My findings, however incomplete, will suffice to demonstrate that the concept was alive at the time when these texts were composed. For the Buddhist texts the logical starting point seems to be instances of death in a positive frame of mind followed by a favourable rebirth (in short good death), assuming that was what beings wish for. There are, however, also stories about people getting swept away by emotions and catapulted into a bad existence. I shall, therefore, investigate passages that describe a death accompanied by a bad frame of mind followed by a rebirth in an unpleasant destiny (in short ‘a bad death’) next.

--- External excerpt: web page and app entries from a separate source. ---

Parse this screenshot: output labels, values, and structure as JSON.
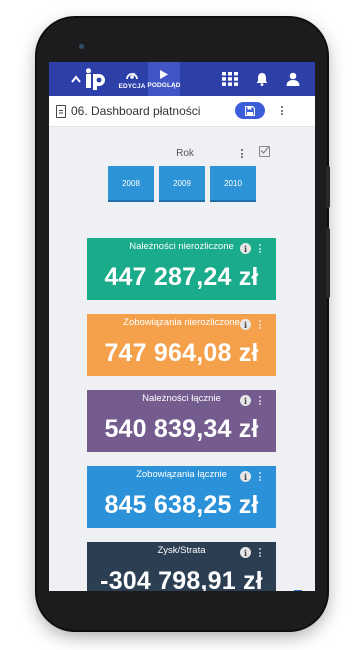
{
  "app": {
    "mode_tabs": [
      {
        "label": "EDYCJA",
        "icon": "edit-mode-icon"
      },
      {
        "label": "PODGLĄD",
        "icon": "play-icon",
        "active": true
      }
    ],
    "brand_colors": {
      "topbar": "#2d3fa8",
      "save": "#3b5ed8",
      "year_button": "#2c93d6"
    }
  },
  "page": {
    "title": "06. Dashboard płatności"
  },
  "year_filter": {
    "label": "Rok",
    "years": [
      "2008",
      "2009",
      "2010"
    ]
  },
  "cards": [
    {
      "label": "Należności nierozliczone",
      "value": "447 287,24 zł",
      "color": "#1aab8b"
    },
    {
      "label": "Zobowiązania nierozliczone",
      "value": "747 964,08 zł",
      "color": "#f5a04a"
    },
    {
      "label": "Należności łącznie",
      "value": "540 839,34 zł",
      "color": "#745c8f"
    },
    {
      "label": "Zobowiązania łącznie",
      "value": "845 638,25 zł",
      "color": "#2b92d9"
    },
    {
      "label": "Zysk/Strata",
      "value": "-304 798,91 zł",
      "color": "#2b3e52"
    }
  ]
}
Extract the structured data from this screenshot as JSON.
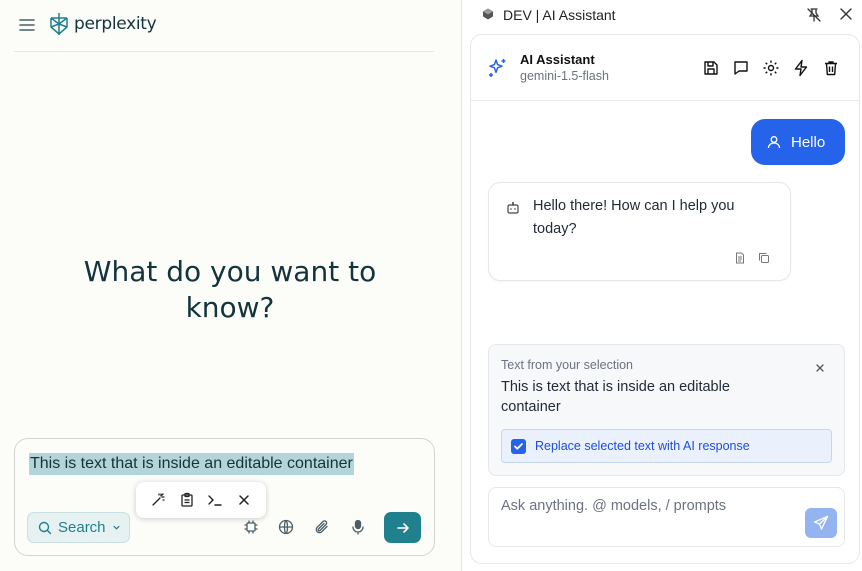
{
  "left": {
    "logo_text": "perplexity",
    "headline": "What do you want to know?",
    "input": {
      "selected_text": "This is text that is inside an editable container"
    },
    "search_mode_label": "Search",
    "icons": [
      "menu-icon",
      "perplexity-logo-icon",
      "magic-wand-icon",
      "clipboard-icon",
      "terminal-icon",
      "close-icon",
      "search-icon",
      "chip-icon",
      "globe-icon",
      "paperclip-icon",
      "mic-icon",
      "arrow-right-icon"
    ]
  },
  "right": {
    "window_title": "DEV | AI Assistant",
    "assistant_name": "AI Assistant",
    "model_name": "gemini-1.5-flash",
    "messages": [
      {
        "role": "user",
        "text": "Hello"
      },
      {
        "role": "assistant",
        "text": "Hello there! How can I help you today?"
      }
    ],
    "selection": {
      "label": "Text from your selection",
      "text": "This is text that is inside an editable container",
      "replace_label": "Replace selected text with AI response",
      "replace_checked": true
    },
    "ask_placeholder": "Ask anything. @ models, / prompts",
    "colors": {
      "accent_blue": "#2563eb",
      "send_disabled": "#93b4f1",
      "perplexity_teal": "#20808d"
    }
  }
}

What picture can we gain from the canonical and post-canonical Pali material? 55 25 BROC01 11/06/2007 03:42PM Page 26 DEATH AND DYING The Vedic and brahmanical material When I was searching the Sanskrit texts for material, two things become apparent: first, rebirth, central as it is to Indian philosophy, is not found in the earliest texts; and second, rebirth and karman do not appear to be linked together from the beginning. 56 One of these ‘other concepts’ linked with rebirth is a curious notion of ‘rebirth according to one’s wish’, sometimes referred to in the texts as kAmacAra.

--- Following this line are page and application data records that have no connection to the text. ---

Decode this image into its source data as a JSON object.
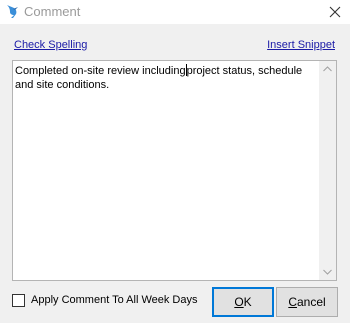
{
  "window": {
    "title": "Comment",
    "app_icon": "bird-icon",
    "close_icon": "close-icon"
  },
  "links": {
    "check_spelling": "Check Spelling",
    "insert_snippet": "Insert Snippet"
  },
  "comment": {
    "text_before_caret": "Completed on-site review including",
    "text_after_caret": "project status, schedule and site conditions."
  },
  "options": {
    "apply_all_week_days_label": "Apply Comment To All Week Days",
    "apply_all_week_days_checked": false
  },
  "buttons": {
    "ok_mnemonic": "O",
    "ok_rest": "K",
    "cancel_mnemonic": "C",
    "cancel_rest": "ancel"
  },
  "colors": {
    "link": "#1a1aa6",
    "default_button_border": "#0078d7",
    "title_text": "#9a9a9a"
  }
}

Once ethicised karman was firmly connected with the rebirth process a number of problems arose, such as the relationship between karman and kAma (or free-will). W. Doniger O’Flaherty (1980, 13) speaks of karman as the ‘straw man in the Purawas: it is set up to be knocked down’ and explains its popularity: In the first place, one must not underestimate the value of karma (and fate) as a plot device; karma ex machina explains what cannot otherwise be justified. Thus inconsistencies in character, such as the sufferings of a good man, are explained by reference to karma accumulated in unknowable previous lives—and this also gives the Paurawika a chance to drag in another good story, often bei den Haarn [sic].